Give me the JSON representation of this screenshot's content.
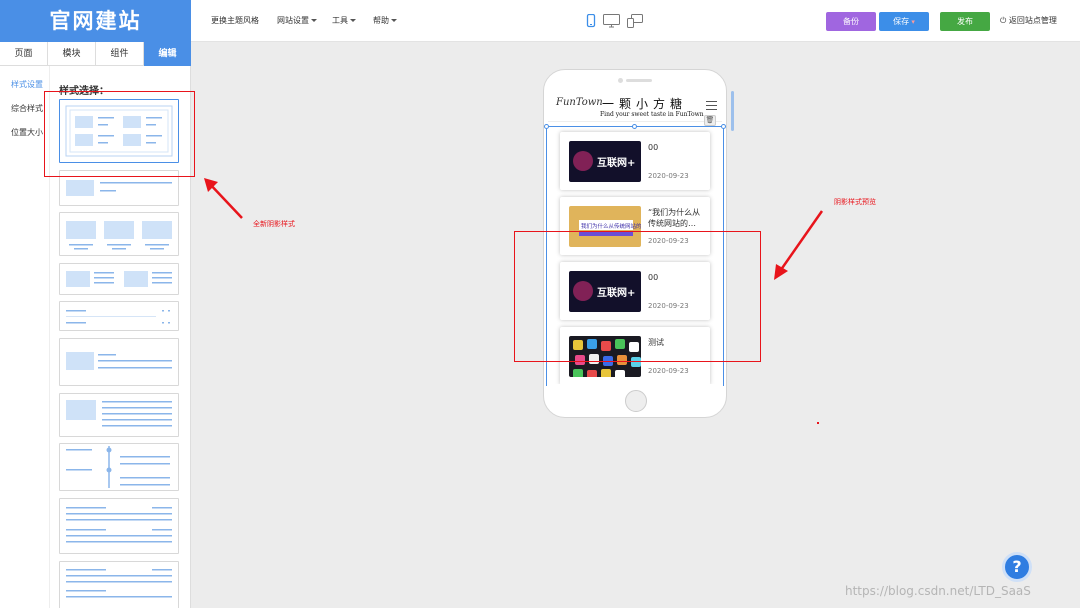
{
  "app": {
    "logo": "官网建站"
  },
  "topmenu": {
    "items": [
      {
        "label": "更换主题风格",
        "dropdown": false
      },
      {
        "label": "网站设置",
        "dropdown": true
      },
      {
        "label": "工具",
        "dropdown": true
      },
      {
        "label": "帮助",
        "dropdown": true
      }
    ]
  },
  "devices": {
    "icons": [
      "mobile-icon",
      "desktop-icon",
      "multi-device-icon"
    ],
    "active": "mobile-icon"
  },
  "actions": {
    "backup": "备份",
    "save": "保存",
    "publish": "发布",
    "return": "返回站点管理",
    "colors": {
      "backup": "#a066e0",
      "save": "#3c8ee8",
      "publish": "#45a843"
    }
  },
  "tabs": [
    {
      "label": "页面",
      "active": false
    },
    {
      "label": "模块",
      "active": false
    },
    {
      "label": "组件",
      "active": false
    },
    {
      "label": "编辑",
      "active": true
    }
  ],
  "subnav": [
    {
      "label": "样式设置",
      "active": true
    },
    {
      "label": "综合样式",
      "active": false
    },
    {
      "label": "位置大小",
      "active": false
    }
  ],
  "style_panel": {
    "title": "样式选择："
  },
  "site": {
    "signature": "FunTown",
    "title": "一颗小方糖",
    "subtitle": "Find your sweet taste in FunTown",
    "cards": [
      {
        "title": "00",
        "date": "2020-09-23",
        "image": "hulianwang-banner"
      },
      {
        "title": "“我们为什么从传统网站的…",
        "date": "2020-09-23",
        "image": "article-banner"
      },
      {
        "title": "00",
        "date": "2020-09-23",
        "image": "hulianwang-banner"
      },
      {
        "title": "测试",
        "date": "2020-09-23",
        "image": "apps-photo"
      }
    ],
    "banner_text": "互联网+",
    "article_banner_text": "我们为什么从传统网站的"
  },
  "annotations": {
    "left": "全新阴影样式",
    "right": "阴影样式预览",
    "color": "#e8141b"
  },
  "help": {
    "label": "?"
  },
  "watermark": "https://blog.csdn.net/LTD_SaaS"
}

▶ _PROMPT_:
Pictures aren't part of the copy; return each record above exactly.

▶ _ANSWER SECTION_:
Give me the JSON representation of this screenshot's content.
{
  "app": {
    "logo": "官网建站"
  },
  "topmenu": {
    "items": [
      {
        "label": "更换主题风格",
        "dropdown": false
      },
      {
        "label": "网站设置",
        "dropdown": true
      },
      {
        "label": "工具",
        "dropdown": true
      },
      {
        "label": "帮助",
        "dropdown": true
      }
    ]
  },
  "devices": {
    "icons": [
      "mobile-icon",
      "desktop-icon",
      "multi-device-icon"
    ],
    "active": "mobile-icon"
  },
  "actions": {
    "backup": "备份",
    "save": "保存",
    "publish": "发布",
    "return": "返回站点管理",
    "colors": {
      "backup": "#a066e0",
      "save": "#3c8ee8",
      "publish": "#45a843"
    }
  },
  "tabs": [
    {
      "label": "页面",
      "active": false
    },
    {
      "label": "模块",
      "active": false
    },
    {
      "label": "组件",
      "active": false
    },
    {
      "label": "编辑",
      "active": true
    }
  ],
  "subnav": [
    {
      "label": "样式设置",
      "active": true
    },
    {
      "label": "综合样式",
      "active": false
    },
    {
      "label": "位置大小",
      "active": false
    }
  ],
  "style_panel": {
    "title": "样式选择："
  },
  "site": {
    "signature": "FunTown",
    "title": "一颗小方糖",
    "subtitle": "Find your sweet taste in FunTown",
    "cards": [
      {
        "title": "00",
        "date": "2020-09-23",
        "image": "hulianwang-banner"
      },
      {
        "title": "“我们为什么从传统网站的…",
        "date": "2020-09-23",
        "image": "article-banner"
      },
      {
        "title": "00",
        "date": "2020-09-23",
        "image": "hulianwang-banner"
      },
      {
        "title": "测试",
        "date": "2020-09-23",
        "image": "apps-photo"
      }
    ],
    "banner_text": "互联网+",
    "article_banner_text": "我们为什么从传统网站的"
  },
  "annotations": {
    "left": "全新阴影样式",
    "right": "阴影样式预览",
    "color": "#e8141b"
  },
  "help": {
    "label": "?"
  },
  "watermark": "https://blog.csdn.net/LTD_SaaS"
}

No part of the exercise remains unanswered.